The Artillery elevator is the third oldest of Valparaíso. At first it was a very basic piece pf machine, with a notorious unevenness on its way to the upper station. It was inaugurated on December 29, 1892, but it started to function a year later, due to the lack of water to operate the machinery.
Given the high demand for the Playa Ancha area, so isolated from the city, that the people carried out a project to improve the original elevator, so the “Artilleria” ended up becoming the only elevator system in the city with two pairs of rails and two independent machine rooms.

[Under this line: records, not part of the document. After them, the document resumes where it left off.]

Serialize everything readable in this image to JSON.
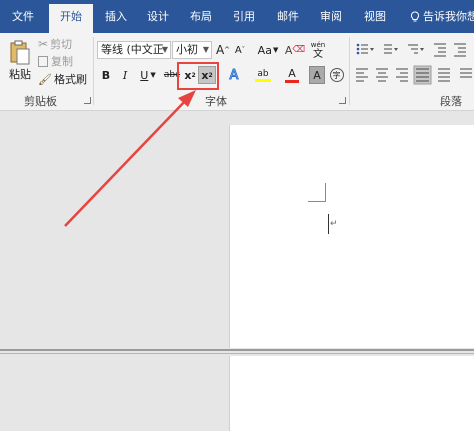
{
  "tabs": [
    {
      "label": "文件",
      "active": false
    },
    {
      "label": "开始",
      "active": true
    },
    {
      "label": "插入",
      "active": false
    },
    {
      "label": "设计",
      "active": false
    },
    {
      "label": "布局",
      "active": false
    },
    {
      "label": "引用",
      "active": false
    },
    {
      "label": "邮件",
      "active": false
    },
    {
      "label": "审阅",
      "active": false
    },
    {
      "label": "视图",
      "active": false
    }
  ],
  "tell_me": "告诉我你想",
  "clipboard": {
    "paste_label": "粘贴",
    "cut_label": "剪切",
    "copy_label": "复制",
    "format_painter_label": "格式刷",
    "group_label": "剪贴板"
  },
  "font": {
    "font_name": "等线 (中文正",
    "font_size": "小初",
    "grow_glyph": "A",
    "shrink_glyph": "A",
    "case_glyph": "Aa",
    "clear_glyph": "A",
    "phonetic_glyph": "wén",
    "bold_glyph": "B",
    "italic_glyph": "I",
    "underline_glyph": "U",
    "strike_glyph": "abc",
    "subscript_glyph": "x",
    "subscript_mark": "2",
    "superscript_glyph": "x",
    "superscript_mark": "2",
    "effects_glyph": "A",
    "highlight_glyph": "ab",
    "color_glyph": "A",
    "shading_glyph": "A",
    "enclose_glyph": "字",
    "group_label": "字体"
  },
  "paragraph": {
    "group_label": "段落"
  },
  "colors": {
    "accent": "#2b579a",
    "highlight_box": "#e8433f",
    "font_color": "#e8261d",
    "highlight_color": "#ffff00"
  }
}
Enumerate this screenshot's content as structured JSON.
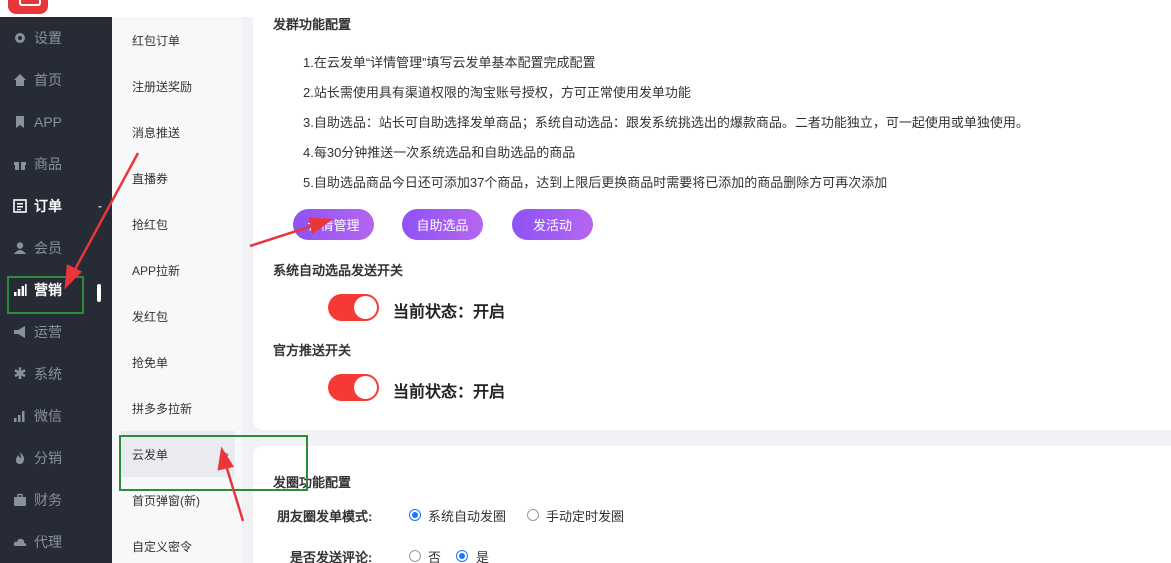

It´s the most panoramic elevator in the city, with the entrance to its lower station right in front of the Wheelwright Square, next to the Customs Building. Its upper station is located on the “Paseo 21 de mayo”, with its kiosk on stilts and its artisans and street artists in front of the former Naval School, currently converted into the Naval Museum. Its total length is 175 meters, with a 27, 5 degrees slope, and a depth of 80 meters. At one point it had a capacity of up to 50 passengers, but currently can only hold 12 people.
El Polanco is the only elevator of the city that moves vertically, while the rest work as a funicular type.
Among its most striking features are its accesses, presented in the same vertical condition as its operation: its low entrance is through a 150-meter tunnel. Its main entrance has a connection with the hill with a 48-meter-long bridge.
Its only cabin climbs vertically for 60 meters at Cerro Polanco and then goes through the center of a tower, all the way to the end of the ride where a panoramic terrace appears that offers one of the most extraordinary views of the bay of Valparaíso.